Luckily, many apps are developed to work on both the larger and smaller devices, and is intelligent enough to detect which you are using. You will identify these apps by the tiny “plus symbol” next the price of the app. 

– Whip those icons into shape –

You’ll notice that your screen will start to fill up with apps pretty quickly once you start getting the hang of how they work. So best you manage them, the way that you want to. You can easily rearrange the icons, by selecting an icon, any icon, and keeping it selected for a few seconds until they all start to “shake”. You can then move them around, add or remove from the dock at the bottom, or even delete them by hitting the “x” on the corner of the app. If you don’t want to use multiple screens for your plethora of apps, go ahead an organise them by folders. Drag an icon onto another, and IOS will create a folder with a suggested name too. You can change the name to whatever you want, and add or remove icons as you wish.

– Essential Device Settings –

Pre-IOS 5, if you had multiple iDevices, including your MacBook, you would need to manually download the same app onto all of the devices you wanted it. Also, music was not transferrable between devices either. Thanks to IOS 5, and automatic downloads, you can now choose to have app/book/music downloads pushed to any/all of your devices. Have a look in your Settings app, and navigate to the Store. I personally tend to keep the Apps option off, and would rather select which app goes to which device. Take note, disable the option to “Use Cellular Data” to do these downloads in order to avoid a rather large phone bill from your provider.

Another little tit-bit that Apple added into IOS 5 is the Emoji Keyboard, for free. Stay in your settings and have a look at the Keyboard settings. Add the international keyboard of Emoji. This will allow you to use all sorts of wacky emoticons for anything that is text-related on the device. Simply tap the “globe” on your keyboard when typing and choose what you want.

To lock your device from prying eyes, setup a passcode lock from within the General settings App. This will require a key-code or a password to use the device.

To save some serious battery-drainage, choose to disable the Wifi when you are not at home or at the office. In order to provide real-time wireless connections, the device is constantly searching for wireless networks to join. Disable it from within Settings, again.

The iPhone will be the only one of the devices that will support a voice-sim card, which will allow the use of Voice Mail. This is not impressive. But if you are with Vodacom, feel free to go ahead and SMS “VVM ON” to 123 to activate the Visual Voice Mail option. This is truly a great little extra, as it will show you the caller’s name/number, and allow you to play the message from a list, as well as return the call or simply delete it. Vodacom will charge a ridiculous R10 to use this awesome service though, so to deactivate the option, simply SMS “VVM OFF” back to 123. 

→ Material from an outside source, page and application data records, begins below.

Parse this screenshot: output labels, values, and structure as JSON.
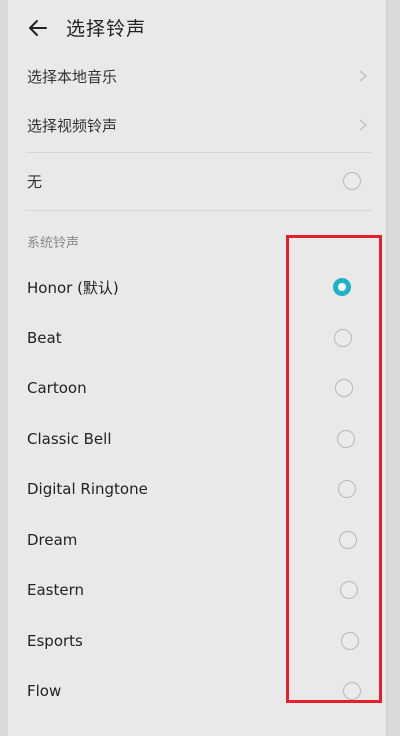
{
  "header": {
    "title": "选择铃声"
  },
  "options": {
    "local_music": "选择本地音乐",
    "video_ringtone": "选择视频铃声",
    "none": "无"
  },
  "section": {
    "title": "系统铃声"
  },
  "ringtones": [
    {
      "label": "Honor (默认)",
      "selected": true
    },
    {
      "label": "Beat",
      "selected": false
    },
    {
      "label": "Cartoon",
      "selected": false
    },
    {
      "label": "Classic Bell",
      "selected": false
    },
    {
      "label": "Digital Ringtone",
      "selected": false
    },
    {
      "label": "Dream",
      "selected": false
    },
    {
      "label": "Eastern",
      "selected": false
    },
    {
      "label": "Esports",
      "selected": false
    },
    {
      "label": "Flow",
      "selected": false
    }
  ],
  "colors": {
    "accent": "#1fb2c6",
    "highlight": "#e5202a"
  },
  "icons": {
    "back": "arrow-left-icon",
    "chevron": "chevron-right-icon"
  }
}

There are lots of little tweaks and changes that can be made on each device, but once you have these few set up, your device will be in a great state to start working effectively. 

And as always, Enjoy.

Leave a Reply

Your email address will not be published. Required fields are marked *